The schematic shows the overall antenna as KW4JM describes it. I made a small change based on my experience with the Wolf River Coils TIA antenna, and made the bottom section below the coil 4' long instead of 3' as his was. Another small change I made was the coil form. He wound the coil on a six inch piece of 1-1/4 PVC. That seemed heavy to me so I found a plastic plumbing pipe that normally attaches between a sink drain and the water trap below the kitchen sink. It is a bit smaller O.D. but much lighter weight. I wound 47 close-wound turns of 24 Gauge RCA Speaker wire and stopped, because my wire ran out! The entire thing is made using that 24 Gauge speaker wire. I had one of those BNC to banana plug adapters so used it like Scott did. I also cut the three radials 16', 23' and 33', also made of speaker wire. As Scott suggests I used a straight pin to poke through the insulation into the wire at various places to "tune" the loading coil.
It was early evening when we finished dinner, and dark and cold outside. But I couldn't wait. So I strung it up in our stairway. I put a small nail in the door frame of the upstairs bathroom and looped the tip of the radiator around the nail, and then gently stretched the thing down the stairs and taped the bottom wire to the hand rail, letting the Connector dangle a foot or so below the rail. Then I strung the three radials around the house as best I could, connected a 25 foot piece of RG-174 feedline to my NanoVNA and turned it on. With the straight pin in the wire at the very top of the coil, to my surprise it was resonant in 20 meters, 14.070 to be exact with a very low SWR! Playing with the pin in different turns of the coil I discovered that 8 turns from the top resonated in the 30 meter band, 20 turns in 40 meters and 47 turns in the 60 meter band! And the SWR dips were clean and sharp!
Being impatient, and with my wife out of the house helping with AWANA, the children's program at church, I quick got my xiegu x5105 and connected to the coax. With the pin in the 20th turn for 40 meters, I turned on the radio and amazing, there were signals, good ones! Again, unwilling to wait for one of the QSOs to end so I could call one of the stations, I tuned to 7.054 which was clear and called CQ. When I finished my second CQ call WB1GYZ, Bob, in CT answered. He was 589! Talk about being surprised! We had about a five minute QSO, solid all the way. When I told him what I was running, he responded "hi hi!" That's OK, I was laughing too. One QSO doesn't prove much but I'm happy tonight.
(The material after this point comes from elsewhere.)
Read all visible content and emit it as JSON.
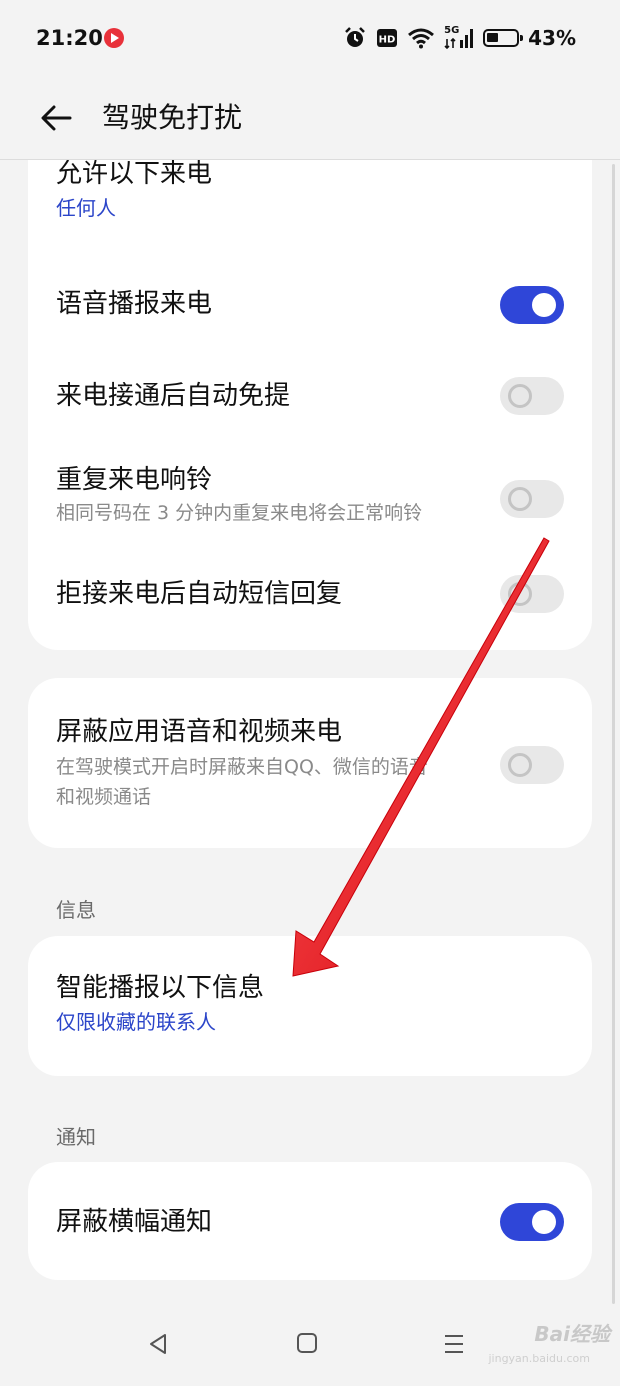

Thanks, Scott, for the SOTA QSO a few days ago, and this great antenna idea! And thanks, Bob, for the motivating contact tonight!
I still have a little work to do on it before I declare it finished and ready for the cold, cruel world. I need to decide whether to lengthen the coil and try it on 80 meters, then I will cut the "sewer pipe" to length. I also need to add the little brass screw eyes to make the taps permanent. I don't think the stick pin is a good field idea! But I will be using it once the weather warms up a bit here in Wisconsin.